t_star = (Xbar-mu0)/np.sqrt(sd1**2/n1)

if (direction == "two_sided"):
p_val = 2*(1 - stats.t.cdf(abs(t_star), df = n1-1))
elif (direction == "one_sided_upper_tail"):
p_val = (1 - stats.t.cdf(t_star, df = n1-1))
else:
p_val = stats.t.cdf(t_star, df = n1-1)

if (p_val < alpha):
Hypothesis_Status = 'Reject Null Hypothesis : Significant'
else:
Hypothesis_Status = 'Do not reject Null Hypothesis : Not Significant'

print (Hypothesis_Status)

t_star = np.round(t_star,4)
p_val = np.round(p_val,4)

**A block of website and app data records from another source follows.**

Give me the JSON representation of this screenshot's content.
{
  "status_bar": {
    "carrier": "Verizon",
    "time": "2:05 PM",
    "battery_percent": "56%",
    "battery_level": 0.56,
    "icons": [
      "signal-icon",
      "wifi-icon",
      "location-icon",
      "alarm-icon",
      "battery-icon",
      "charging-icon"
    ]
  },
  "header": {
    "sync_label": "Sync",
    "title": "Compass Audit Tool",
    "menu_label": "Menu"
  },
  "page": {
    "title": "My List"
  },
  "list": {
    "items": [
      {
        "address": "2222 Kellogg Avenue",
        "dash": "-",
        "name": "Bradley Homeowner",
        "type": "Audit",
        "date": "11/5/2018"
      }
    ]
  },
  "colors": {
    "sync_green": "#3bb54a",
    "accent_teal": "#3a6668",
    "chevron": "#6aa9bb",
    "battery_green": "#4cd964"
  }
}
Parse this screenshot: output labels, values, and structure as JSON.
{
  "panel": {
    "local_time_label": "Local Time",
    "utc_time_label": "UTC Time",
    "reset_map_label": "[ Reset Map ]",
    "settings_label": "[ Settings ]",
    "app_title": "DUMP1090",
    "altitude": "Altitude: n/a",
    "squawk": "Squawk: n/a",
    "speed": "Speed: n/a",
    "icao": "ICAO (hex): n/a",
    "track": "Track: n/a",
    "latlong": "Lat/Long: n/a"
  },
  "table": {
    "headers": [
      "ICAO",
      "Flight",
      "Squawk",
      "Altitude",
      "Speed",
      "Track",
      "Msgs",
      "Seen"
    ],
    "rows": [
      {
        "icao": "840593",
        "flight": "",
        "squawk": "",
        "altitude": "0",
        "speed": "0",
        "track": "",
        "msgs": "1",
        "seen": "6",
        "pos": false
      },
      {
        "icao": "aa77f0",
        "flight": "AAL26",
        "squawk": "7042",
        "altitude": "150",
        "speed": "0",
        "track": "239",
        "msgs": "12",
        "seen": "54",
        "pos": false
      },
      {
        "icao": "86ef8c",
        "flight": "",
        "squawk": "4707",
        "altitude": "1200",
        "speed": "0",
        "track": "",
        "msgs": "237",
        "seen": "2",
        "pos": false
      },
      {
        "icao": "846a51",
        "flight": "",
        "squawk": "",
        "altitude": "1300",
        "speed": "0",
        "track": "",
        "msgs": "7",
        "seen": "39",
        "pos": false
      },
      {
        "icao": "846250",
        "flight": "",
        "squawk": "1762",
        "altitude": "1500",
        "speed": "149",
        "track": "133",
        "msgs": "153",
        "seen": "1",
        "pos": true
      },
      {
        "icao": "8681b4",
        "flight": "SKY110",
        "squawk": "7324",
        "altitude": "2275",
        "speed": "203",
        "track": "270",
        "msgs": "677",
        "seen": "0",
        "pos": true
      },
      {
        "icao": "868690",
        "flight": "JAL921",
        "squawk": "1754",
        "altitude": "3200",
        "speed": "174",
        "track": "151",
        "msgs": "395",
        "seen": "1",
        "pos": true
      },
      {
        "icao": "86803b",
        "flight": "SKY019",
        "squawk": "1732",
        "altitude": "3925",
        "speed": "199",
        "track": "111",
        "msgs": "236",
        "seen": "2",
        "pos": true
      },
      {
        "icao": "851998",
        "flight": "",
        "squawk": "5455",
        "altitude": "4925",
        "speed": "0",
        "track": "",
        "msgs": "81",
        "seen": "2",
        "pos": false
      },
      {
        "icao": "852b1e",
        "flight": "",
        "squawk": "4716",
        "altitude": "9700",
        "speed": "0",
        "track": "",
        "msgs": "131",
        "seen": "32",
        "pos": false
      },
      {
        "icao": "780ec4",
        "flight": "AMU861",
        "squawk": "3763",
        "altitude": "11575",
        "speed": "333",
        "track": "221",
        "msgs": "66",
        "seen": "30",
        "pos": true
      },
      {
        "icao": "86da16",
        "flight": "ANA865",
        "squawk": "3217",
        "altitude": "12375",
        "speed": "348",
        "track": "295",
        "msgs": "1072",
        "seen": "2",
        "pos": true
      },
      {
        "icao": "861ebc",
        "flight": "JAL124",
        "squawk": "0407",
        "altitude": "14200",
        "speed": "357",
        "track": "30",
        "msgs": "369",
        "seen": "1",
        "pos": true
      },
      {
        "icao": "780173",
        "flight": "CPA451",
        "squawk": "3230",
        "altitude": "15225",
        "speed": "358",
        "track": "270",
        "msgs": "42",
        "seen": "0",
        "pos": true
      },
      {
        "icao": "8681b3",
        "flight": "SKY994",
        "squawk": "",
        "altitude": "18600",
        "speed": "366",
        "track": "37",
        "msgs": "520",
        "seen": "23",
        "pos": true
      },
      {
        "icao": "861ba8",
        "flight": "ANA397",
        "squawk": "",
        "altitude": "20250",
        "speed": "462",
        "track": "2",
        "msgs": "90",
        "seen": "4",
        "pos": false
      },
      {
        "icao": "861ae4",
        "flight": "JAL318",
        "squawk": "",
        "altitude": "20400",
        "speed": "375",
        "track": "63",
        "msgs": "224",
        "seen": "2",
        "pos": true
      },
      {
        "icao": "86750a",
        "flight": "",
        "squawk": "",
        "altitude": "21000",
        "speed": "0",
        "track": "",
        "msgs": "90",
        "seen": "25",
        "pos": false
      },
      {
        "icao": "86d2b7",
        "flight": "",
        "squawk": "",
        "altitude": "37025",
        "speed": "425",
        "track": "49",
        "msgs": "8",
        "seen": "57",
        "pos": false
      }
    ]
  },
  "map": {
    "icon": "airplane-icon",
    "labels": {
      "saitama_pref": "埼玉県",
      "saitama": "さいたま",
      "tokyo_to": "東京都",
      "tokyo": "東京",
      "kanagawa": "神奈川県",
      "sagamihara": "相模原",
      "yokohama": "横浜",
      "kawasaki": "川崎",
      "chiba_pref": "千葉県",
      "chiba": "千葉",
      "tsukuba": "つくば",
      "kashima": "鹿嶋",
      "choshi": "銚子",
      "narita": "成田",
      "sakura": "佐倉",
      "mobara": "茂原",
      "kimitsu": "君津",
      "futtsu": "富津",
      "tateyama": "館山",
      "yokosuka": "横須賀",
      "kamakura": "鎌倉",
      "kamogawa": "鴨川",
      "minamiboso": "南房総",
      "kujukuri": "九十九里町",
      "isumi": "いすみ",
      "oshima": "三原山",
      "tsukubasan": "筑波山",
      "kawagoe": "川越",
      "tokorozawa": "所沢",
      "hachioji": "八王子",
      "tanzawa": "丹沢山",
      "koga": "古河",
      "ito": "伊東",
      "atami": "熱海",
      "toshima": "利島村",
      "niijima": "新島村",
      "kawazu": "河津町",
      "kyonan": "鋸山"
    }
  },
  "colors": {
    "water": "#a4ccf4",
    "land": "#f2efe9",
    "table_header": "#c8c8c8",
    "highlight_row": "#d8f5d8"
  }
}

return t_star, p_val

OneSampt(Xbar = 9.34, sd1 = 3.31, n1 = 25, mu0 = 8.5, alpha = 0.05, direction = "two_sided")

Do not reject Null Hypothesis : Not Significant

(1.2689, 0.2167)


## Example¶

• The developer of a decision-support software package wishes to test whether users consider a color graphics enhancement to be beneficial, on balance, given its list price of \$800.

• A random sample of $$10$$ users of the package is invited to try out the enhancement and rate it on a scale ranging from $$-5$$ (completely useless) and $$5$$ (very beneficial).

• The results are as follows: the sample mean $$\bar{X}=0.535$$ and the sample standard deviation $$s=2.3$$.

• Test the hypothesis $$H_{0}:\mu \leq 0$$ and $$H_{1}:\mu > 0$$, where $$\mu$$ denotes the mean rating of users at the significance level of $$0.01$$.

OneSampt(Xbar = 0.535, sd1 = 2.3, n1 = 10, mu0 = 0, alpha = 0.01, direction = "one_sided_upper_tail")

Do not reject Null Hypothesis : Not Significant

(0.7356, 0.2404)


### Session Info¶

import session_info
session_info.show()

Click to view session information
-----
numpy               1.22.4
scipy               1.8.1
session_info        1.0.0
-----

Click to view modules imported as dependencies
asttokens           NA
backcall            0.2.0
beta_ufunc          NA
binom_ufunc         NA
colorama            0.4.4
cython_runtime      NA
dateutil            2.8.2
debugpy             1.6.0
decorator           5.1.1
entrypoints         0.4
executing           0.8.3
hypergeom_ufunc     NA
ipykernel           6.13.0
ipython_genutils    0.2.0
jedi                0.18.1
mpl_toolkits        NA
nbinom_ufunc        NA
packaging           21.3
parso               0.8.3
pexpect             4.8.0
pickleshare         0.7.5
pkg_resources       NA
prompt_toolkit      3.0.29
psutil              5.9.1
ptyprocess          0.7.0
pure_eval           0.2.2
pydev_ipython       NA
pydevconsole        NA
pydevd              2.8.0
pydevd_file_utils   NA
pydevd_plugins      NA
pydevd_tracing      NA
pygments            2.12.0
six                 1.16.0
sphinxcontrib       NA
stack_data          0.2.0
traitlets           5.2.1.post0
wcwidth             0.2.5
zmq                 23.0.0

-----
IPython             8.4.0
jupyter_client      7.3.1
jupyter_core        4.10.0
notebook            6.4.11
-----
Python 3.8.12 (default, May  4 2022, 08:13:04) [GCC 9.4.0]
Linux-5.13.0-1023-azure-x86_64-with-glibc2.2.5
-----
Session information updated at 2022-05-28 16:28